Danna Korn is the author of “Living Gluten- Free for Dummies,” “Gluten-Free Cooking for Dummies,” “Wheat-Free, Worry-Free: The Art of Happy, Healthy, Gluten-Free Living,” and “Kids with Celiac Disease: A Family Guide to Raising Happy, Healthy Gluten-Free Children.” She is respected as one of the leading authorities on the gluten-free diet and the medical conditions that benefit from it.
This article originally appeared in the Summer
2002 edition of Celiac.coms Scott-Free
Copyright © 2002 Scott Adams. All rights reserved worldwide.
Celiac.com 07/28/2005 - Being gluten-free shouldnt change your summer plans. For a kid, absolutely nothing compares to the excitement of counting down those last few days before school is out for summer, and life goes from routine and imprisoning to lazy and carefree. Thats right—sing it now—schools out for summer!
We parents, admittedly, have some mixed emotions about summer break. We eagerly await the mornings free of chaos and last-minute-I-have-nothing-to-wear tantrums, evenings without battles over homework, and afternoons when kids will have more time to play, and maybe even to help around the house and yard (a mom can dream, cant she?).
But summer break is a catalyst for new battles, such as trying to explain to our kids that yes, it is your summer vacation, and yes, it is supposed to be relaxing, but 16 hours of television is still too much. The first few days are what I call freebies. We all enjoy the lack of structure, allowing our little ones to sleep as long as theyd like (but why is it that on school days they whine that they could have slept until noon, and during summer break theyre up at the crack of dawn?), and even buying into the oh-so-well-presented argument that this is just the first (second, third) day of vacation, and its the only day theyll watch TV all summer—promise! Energized by the contagious enthusiasm of summer break, we pack weeks worth of fun into the first few days, and revel in every minute of family freedom.
And then...by about day four...you hear those dreaded two words that can, in and of themselves, induce critically high blood-pressure levels faster than anchovies on crackers: Im bored!

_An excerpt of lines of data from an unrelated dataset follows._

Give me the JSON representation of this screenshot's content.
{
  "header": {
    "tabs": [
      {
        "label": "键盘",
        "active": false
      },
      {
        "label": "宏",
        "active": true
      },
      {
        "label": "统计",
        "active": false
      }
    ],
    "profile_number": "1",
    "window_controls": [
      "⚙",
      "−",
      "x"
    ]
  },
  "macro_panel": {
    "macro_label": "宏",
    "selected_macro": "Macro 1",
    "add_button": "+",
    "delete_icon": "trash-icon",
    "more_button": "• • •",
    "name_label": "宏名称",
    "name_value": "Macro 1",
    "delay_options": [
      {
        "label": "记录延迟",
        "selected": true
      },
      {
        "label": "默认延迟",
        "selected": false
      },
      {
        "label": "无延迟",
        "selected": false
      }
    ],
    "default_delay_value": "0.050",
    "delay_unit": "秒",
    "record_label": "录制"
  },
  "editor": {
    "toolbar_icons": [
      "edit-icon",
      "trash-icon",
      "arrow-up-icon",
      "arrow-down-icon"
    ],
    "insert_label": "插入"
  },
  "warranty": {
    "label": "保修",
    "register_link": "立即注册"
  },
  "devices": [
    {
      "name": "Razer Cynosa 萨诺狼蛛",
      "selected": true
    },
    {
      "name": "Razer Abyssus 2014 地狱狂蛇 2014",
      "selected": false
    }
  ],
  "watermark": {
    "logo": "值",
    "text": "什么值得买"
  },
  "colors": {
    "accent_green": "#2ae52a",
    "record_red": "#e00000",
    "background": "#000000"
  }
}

Most parents go into the summer with good intentions and the best-laid plans for staving off the boredom blues. Fun-but-educational math and science workbooks, fun family fitness programs, and a well-stocked arts and crafts cabinet can sound like a good idea, but kids (and adults!) just want to have fun. The difference is that adults have responsibilities and obligations, and cant usually put our lives on hold for three months. They, however, can—and should.
But my kids are gluten-free....
Oh, good point. That just means you may have to be a smidge more creative, but basically, if your child cant eat gluten, your options for battling boredom are just the same as everyone elses. Yep. Just the same. You may have to be a little more creative, and youll undoubtedly need to spend time educating those around you. But its well worth the time and energy to provide your child with some of lifes greatest summer experiences and memories.
You may want to consider summer camps. Both day and away camps offer tremendous opportunities and experiences. There are some wonderful specialty camps for celiac kids, but dont feel that your options are limited to those. Do you think its too hard because of your childs diet? Think again!
Day Camps/Away Camps—Gluten-Freedom!
Sending your child away to camp is difficult. Oh—dont misunderstand me—its not difficult because of the diet. Its saying good-bye thats the hard part!
Whether you choose day camps or away camps is up to you. From a dietary standpoint, the concept is the same. You may want to take all the worry out of it and send your child to a camp specially designed for celiac kids. Three are listed at the end of this article. But dont think youre limited to specialty camps. You can send them to any camp if you keep a few important things in mind:
More than simply a great way to beat the summertime boredom blues, sending your child to camp can be a huge growing-up experience. Oh—and the kids will do some growing up, too!